More efforts to end the crisis of confidence between Saudi Arabia and Iran

Dr. Mohammed Al-Sulami

Over the past few days, Iranian media outlets have reported that Iran has invited Saudi Arabia to join a joint naval alliance that is in the pipeline. In addition to Iran, the alliance will include Gulf states like Saudi Arabia – with the aim of protecting the Middle Eastern nations’ maritime security and outlining guarantees for the safety of international navigation through new security arrangements.
The latter are likely to chiefly rely on the armies of the anticipated alliance’s member states rather than extraregional military alliances stationed in the region’s security sphere. Iran has reiterated its efforts to forge a trilateral maritime alliance in partnership with Russia and China. This invitation to the Kingdom comes against the backdrop of the two regional heavyweights’ moving ahead with the restoration of diplomatic relations under a rapport deal signed in Beijing. It is natural that the regional powerhouses exerting influence over regional issues and desiring to protect the region’s security and stability believe in the effectiveness of collective efforts to protect the Middle Eastern security sphere. This will proceed uninterrupted as long as the countries calling for such efforts respect the principles of national sovereignty, unity, territorial integrity and good neighborliness. This is in addition to the principles of noninterference in the internal affairs of sovereign states and settling of nonextensive disputes that have been unresolved for decades in accordance with UN Security Council resolutions, as well as the signed settlement agreements.

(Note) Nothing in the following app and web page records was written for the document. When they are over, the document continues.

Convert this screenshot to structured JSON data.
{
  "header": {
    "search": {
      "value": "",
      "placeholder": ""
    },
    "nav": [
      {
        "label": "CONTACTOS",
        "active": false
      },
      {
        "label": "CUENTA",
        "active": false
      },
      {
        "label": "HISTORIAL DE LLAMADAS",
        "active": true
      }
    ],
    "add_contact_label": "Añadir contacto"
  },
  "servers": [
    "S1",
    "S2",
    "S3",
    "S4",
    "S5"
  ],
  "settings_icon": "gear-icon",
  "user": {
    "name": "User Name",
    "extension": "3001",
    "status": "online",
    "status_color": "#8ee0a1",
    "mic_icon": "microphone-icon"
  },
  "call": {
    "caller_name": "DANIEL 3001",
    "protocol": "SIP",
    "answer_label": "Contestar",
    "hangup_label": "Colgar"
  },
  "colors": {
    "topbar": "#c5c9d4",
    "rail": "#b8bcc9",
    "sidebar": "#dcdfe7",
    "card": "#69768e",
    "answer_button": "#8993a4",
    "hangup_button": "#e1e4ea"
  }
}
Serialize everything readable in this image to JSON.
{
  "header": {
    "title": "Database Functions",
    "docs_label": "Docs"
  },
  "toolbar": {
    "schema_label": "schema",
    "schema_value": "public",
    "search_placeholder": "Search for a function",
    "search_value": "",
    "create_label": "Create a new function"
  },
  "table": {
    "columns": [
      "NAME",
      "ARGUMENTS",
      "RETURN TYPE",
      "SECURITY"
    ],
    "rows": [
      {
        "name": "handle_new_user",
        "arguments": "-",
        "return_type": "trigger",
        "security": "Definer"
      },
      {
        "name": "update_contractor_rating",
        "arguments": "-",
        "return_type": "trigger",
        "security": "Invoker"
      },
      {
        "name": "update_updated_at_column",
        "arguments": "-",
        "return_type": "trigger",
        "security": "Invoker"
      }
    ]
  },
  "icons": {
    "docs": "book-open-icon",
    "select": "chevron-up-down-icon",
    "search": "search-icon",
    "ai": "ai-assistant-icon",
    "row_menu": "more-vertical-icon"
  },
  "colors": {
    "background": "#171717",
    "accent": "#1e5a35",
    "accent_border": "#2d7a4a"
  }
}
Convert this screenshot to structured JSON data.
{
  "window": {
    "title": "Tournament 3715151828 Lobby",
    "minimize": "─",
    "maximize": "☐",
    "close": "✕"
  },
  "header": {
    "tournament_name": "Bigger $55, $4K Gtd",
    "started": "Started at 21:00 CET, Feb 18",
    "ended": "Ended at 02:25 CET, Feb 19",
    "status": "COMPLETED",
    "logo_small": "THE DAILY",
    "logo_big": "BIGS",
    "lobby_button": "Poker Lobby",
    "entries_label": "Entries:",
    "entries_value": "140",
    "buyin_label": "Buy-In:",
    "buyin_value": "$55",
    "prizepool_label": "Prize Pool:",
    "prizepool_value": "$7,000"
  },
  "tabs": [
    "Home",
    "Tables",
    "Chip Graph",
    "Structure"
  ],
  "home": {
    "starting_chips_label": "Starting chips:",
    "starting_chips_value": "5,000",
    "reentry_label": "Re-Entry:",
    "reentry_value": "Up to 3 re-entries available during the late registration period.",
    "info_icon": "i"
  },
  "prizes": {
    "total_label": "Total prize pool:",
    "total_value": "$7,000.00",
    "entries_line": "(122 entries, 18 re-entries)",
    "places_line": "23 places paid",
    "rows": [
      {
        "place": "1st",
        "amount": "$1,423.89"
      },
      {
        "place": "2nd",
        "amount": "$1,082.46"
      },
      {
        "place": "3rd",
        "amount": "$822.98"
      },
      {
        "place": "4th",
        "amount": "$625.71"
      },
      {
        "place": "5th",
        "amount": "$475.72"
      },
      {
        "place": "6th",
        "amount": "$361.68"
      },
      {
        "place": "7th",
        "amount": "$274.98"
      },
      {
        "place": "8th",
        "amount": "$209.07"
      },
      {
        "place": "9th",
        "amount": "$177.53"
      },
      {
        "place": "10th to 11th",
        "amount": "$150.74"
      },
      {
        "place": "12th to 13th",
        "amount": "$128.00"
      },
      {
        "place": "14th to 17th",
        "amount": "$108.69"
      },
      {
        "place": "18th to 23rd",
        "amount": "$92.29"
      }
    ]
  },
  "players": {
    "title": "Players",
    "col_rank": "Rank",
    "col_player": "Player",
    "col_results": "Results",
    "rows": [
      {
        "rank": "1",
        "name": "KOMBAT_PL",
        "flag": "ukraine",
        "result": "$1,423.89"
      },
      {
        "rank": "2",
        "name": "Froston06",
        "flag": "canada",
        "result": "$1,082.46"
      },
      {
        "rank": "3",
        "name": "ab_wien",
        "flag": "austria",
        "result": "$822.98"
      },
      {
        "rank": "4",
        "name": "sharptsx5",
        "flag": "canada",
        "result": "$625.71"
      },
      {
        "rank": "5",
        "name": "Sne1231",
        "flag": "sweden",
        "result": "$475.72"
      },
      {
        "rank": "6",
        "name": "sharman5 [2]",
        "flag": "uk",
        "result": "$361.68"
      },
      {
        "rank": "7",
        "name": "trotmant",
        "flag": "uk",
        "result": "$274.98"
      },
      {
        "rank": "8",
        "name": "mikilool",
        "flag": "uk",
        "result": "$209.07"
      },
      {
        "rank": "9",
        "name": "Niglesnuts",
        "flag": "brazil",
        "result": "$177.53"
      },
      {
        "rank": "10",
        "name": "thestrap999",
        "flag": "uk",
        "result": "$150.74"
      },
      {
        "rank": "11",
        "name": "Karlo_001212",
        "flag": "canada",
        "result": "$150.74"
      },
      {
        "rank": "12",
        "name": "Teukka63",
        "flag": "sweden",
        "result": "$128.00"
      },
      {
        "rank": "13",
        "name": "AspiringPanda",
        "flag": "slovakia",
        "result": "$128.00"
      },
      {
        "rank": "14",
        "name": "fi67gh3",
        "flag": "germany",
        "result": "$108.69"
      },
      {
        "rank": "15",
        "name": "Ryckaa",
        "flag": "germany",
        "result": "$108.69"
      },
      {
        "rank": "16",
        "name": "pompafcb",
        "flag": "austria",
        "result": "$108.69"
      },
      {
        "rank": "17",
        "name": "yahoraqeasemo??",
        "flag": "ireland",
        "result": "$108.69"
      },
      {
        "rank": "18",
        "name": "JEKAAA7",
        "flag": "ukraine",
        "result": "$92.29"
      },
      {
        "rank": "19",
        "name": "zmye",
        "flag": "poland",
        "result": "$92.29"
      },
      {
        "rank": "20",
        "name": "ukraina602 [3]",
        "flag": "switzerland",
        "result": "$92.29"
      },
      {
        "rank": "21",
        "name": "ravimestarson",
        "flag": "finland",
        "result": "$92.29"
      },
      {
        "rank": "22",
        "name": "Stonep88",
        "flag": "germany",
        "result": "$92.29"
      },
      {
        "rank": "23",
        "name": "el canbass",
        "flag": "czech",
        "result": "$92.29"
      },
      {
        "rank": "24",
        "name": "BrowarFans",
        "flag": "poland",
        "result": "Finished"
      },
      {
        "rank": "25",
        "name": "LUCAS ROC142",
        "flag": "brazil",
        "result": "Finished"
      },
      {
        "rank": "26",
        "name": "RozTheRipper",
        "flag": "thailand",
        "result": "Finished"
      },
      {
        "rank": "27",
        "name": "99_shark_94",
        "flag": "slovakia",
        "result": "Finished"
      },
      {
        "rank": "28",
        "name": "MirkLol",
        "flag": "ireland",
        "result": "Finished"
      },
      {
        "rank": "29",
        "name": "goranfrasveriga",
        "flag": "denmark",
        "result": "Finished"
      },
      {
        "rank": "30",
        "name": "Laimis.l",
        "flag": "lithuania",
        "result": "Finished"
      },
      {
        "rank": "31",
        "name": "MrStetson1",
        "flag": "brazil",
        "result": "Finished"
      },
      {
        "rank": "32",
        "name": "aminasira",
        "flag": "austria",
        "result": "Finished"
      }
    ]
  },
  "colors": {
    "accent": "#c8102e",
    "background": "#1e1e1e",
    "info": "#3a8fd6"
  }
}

Moreover, the anticipated alliance’s member countries should abandon the destructive projects that raise concerns and suspicions about the intentions behind their involvement in collective security efforts. When all this happens, regional security arrangements could be adopted by the region’s countries. The implementation of this equation and the new security arrangements on the ground is obstructed by the consequences of the decades-long crisis of confidence between several countries of the anticipated alliance. This crisis has been created by positions and behaviors that have undermined regional peace and security. This has, in turn, inflamed disputes and exacerbated tensions in the Middle East, thereby fueling more rifts and exhausting some nation states, causing Saudi Arabia and Iran – two regional heavyweights exerting massive influence over regional issues – to be far apart, thus further complicating the crisis between them. However, this crisis has started to subside, with both countries opting to proceed with confidence-building measures since the signing of the rapport deal under which they have restored diplomatic ties.
Iran is aware of the consequences of breaching the terms of the agreement signed with Saudi Arabia under the patronage of China. The Iranian supreme leader ordered the Islamic Republic of Iran Broadcasting to stop any negative coverage, disparaging comments and criticisms of the Kingdom. Nonetheless, following the agreement, some negative Iranian media content about Saudi Arabia was tracked, which constituted a breach of the principles of noninterference in the internal affairs of countries and the protection of their sovereignty. The Iranian media corporation quickly deleted this content after realizing how far it could potentially impact the measures taken at this stage. In recent weeks, it was noticed that the Iranian media outlets had reverted to their old rhetoric, heaping criticisms and insults on the Kingdom in newspapers and news agencies affiliated with the Iranian regime, such as the Tasnim, Fars and Mehr news agencies. In fact, the resumption of criticisms of Saudi Arabia does a disservice to the confidence-building measures, as well as the dissipation of the Kingdom’s misgivings about Iran’s intentions and the orientation of its foreign relations. Such rhetoric will impact the Kingdom’s desire to forge further partnerships and engage in future cooperation with Iran in the various security and commercial fields.
Saudi Arabia is moving ahead with the confidence-building measures, starting with the procedures formalizing the resumption of diplomatic relations, such as King Salman’s invitation to Iranian President Ebrahim Raisi to visit the Kingdom and the visit by the Saudi foreign minister to the Iranian capital Tehran, which will be followed by the reopening of embassies – a step that is expected to occur in the coming days. All these measures are taken out of the Kingdom’s keenness to enhance relations and look to the future with huge prospects in a way that mutually benefits the two nations. In conclusion, the continuation of interference in the internal affairs of other countries – banned not only under the deal signed in Beijing but also under all UN resolutions – runs counter to the agreement’s provisions and the new guidelines set out by the Iranian supreme leader for Iranian foreign policy over the past days. This is in addition to the reiteration of former Foreign Minister Javad Zarif in a Twitter post that there are no zero-sum games in foreign policy, meaning that all parties can make gains and have their interests maintained, rather than the interests of only a certain party. Major opportunities and joint interests that require more steps to build and sustain, rather than diminish and complicate confidence, await the two countries.